The call for a four-day cease-fire for the Eid al-Adha holiday is currently the international community's only idea on how to try to stop 19 months of violence in Syria. International envoy Lakhdar Brahimi proposed the idea, saying he hopes it will lead to a longer term cease-fire and negotiations between the sides. Brahimi represents the U.N. and the Arab League.
Rebels fighting to topple the regime of President Bashar Assad have no unified command, and rebel reaction to the idea ranged from skepticism that the government would keep its promises to outright refusal.
Abdelbaset Sieda, head of the main opposition group in exile, the Syrian National Council, said he had little faith the regime would hold its fire, but that rebels would respond accordingly.
"We are awaiting the regime side. If they accept it, we will accept it also," he said by phone.
Rebel commanders inside Syria have said in recent days that they did not plan to stop fighting.
The cease-fire pledge came amid rebel claims of major advances in Syria's largest city on Thursday, with the rebels claiming to have seized area long controlled by the regime.
The two sides have been stalemated for months in the fight for Aleppo.
Activists in Aleppo reported heavy clashes citywide on Thursday, particularly around a military airport. Bassam al-Dada, a rebel spokesman, said in a phone interview that anti-regime fighters have taken several areas that have seen months of clashes, including the southwestern neighborhoods of Salaheddin and Suleiman a-Halabi.

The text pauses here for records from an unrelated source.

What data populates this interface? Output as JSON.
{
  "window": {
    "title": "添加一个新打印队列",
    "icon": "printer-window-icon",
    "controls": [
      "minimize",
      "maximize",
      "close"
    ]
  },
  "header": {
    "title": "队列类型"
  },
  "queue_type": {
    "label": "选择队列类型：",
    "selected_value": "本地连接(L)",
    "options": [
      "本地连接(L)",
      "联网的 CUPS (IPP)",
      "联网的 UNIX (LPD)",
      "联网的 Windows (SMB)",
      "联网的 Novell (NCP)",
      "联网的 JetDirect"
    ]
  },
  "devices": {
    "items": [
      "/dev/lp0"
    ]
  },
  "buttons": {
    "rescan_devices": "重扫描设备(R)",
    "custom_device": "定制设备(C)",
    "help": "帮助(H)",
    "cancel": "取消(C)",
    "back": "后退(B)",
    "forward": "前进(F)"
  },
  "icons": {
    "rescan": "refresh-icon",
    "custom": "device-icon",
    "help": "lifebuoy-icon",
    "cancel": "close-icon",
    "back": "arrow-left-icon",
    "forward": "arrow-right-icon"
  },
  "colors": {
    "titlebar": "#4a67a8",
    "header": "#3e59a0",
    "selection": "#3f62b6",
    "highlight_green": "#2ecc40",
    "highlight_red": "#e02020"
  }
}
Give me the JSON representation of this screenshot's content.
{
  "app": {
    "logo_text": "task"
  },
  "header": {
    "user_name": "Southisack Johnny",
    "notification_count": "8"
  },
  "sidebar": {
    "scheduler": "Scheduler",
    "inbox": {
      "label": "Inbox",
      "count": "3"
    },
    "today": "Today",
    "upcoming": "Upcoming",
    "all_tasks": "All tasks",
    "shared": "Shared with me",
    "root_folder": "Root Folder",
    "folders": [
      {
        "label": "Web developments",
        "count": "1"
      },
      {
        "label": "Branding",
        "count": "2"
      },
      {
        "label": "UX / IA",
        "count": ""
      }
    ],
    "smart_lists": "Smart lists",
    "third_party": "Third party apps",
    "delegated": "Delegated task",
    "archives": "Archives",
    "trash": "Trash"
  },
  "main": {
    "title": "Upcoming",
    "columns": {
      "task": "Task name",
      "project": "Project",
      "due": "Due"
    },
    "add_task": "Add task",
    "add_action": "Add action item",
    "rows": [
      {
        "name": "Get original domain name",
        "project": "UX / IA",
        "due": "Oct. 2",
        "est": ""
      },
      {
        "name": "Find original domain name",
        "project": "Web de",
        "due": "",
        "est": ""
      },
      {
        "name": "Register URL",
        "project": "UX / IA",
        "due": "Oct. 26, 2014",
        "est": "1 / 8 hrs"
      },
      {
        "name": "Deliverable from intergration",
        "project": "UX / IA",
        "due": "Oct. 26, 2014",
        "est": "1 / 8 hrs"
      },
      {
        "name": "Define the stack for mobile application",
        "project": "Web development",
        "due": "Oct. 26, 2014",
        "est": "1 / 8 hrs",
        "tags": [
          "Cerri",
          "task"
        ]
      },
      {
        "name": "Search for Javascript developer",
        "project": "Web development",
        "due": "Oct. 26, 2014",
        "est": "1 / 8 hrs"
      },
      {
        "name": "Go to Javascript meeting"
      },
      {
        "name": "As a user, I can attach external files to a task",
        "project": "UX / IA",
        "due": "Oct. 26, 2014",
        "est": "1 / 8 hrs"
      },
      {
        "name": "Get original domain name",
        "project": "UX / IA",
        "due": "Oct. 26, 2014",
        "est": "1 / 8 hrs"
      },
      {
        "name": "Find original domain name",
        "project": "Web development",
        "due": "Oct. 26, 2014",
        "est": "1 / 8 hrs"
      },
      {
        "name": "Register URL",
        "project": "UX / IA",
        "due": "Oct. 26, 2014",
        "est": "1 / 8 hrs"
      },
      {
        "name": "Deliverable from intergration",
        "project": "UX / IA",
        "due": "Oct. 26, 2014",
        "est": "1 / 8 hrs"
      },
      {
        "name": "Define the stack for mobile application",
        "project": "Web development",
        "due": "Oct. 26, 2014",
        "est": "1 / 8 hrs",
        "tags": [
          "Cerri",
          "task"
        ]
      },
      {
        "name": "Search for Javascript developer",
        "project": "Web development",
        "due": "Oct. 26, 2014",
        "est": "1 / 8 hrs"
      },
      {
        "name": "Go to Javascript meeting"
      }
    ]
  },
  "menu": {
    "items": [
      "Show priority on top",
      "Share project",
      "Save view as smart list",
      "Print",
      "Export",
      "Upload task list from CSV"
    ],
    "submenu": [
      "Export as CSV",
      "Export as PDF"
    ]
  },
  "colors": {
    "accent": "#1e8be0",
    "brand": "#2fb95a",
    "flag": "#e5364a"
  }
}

Rebels also moved into the northern Kurdish neighborhood of Ashrafiyeh for the first time and were fighting in the areas of Arqoub, Siryan, Zahra and Firqan, al-Dada said.
He said rebels now control more than half of the city and were fighting for control of Aleppo's strategic military base of Nairab.
The Syrian government made no immediate comment on the Aleppo fighting, and rebel forces have often pushed into new areas in the past, only to swiftly withdraw when faced with Assad's air power.
It was unclear if the rebels have the forces to hold the new areas.
An Aleppo activist reached via Skype also said rebels had seized Ashrafiyeh, a Kurdish neighborhood where residents of other city neighborhoods had sought refuge from the fighting.
The activist, who goes by the name of Abu Raed because of security concerns, said the rebels are moving into the neighboring Al-Siryan Al-Jadideh, a Christian area.
"It was a surprise," Abu Raed said on Skype. "It was fast progress and in an unexpected direction."
Abu Raed said he had no information on people killed or wounded in the fighting, but the Britain-based Syrian Observatory for Human Rights said 9 people were killed and 15 wounded when mortars fell on Ashrafiyeh. It said it was unclear who fired them.
Activist also reported heavy shelling and clashes in various rebel districts outside of Damascus, the capital.
Also on Thursday, the deputy head of the United Nations, Jan Eliasson, warned that there are no guarantees that a proposed Syrian cease-fire would hold but urged Syrian rebels and the regime in Damascus to observe it.
"We all have our eyes on the tragedy in Syria, and we pin our hopes now on the cease-fire that hopefully can take place," he told reporters in Geneva.
Previous cease-fire missions have failed, in part because neither Assad nor rebels trying to topple him had an incentive to end their bloody war of attrition. Both sides believe they can still make gains on the battlefield even as they are locked in a stalemate, and neither has faith in negotiations on a political transition.
Al-Dada said the regime could not be trusted.
"Our people have no truce. They have been subjected to massacres," he said.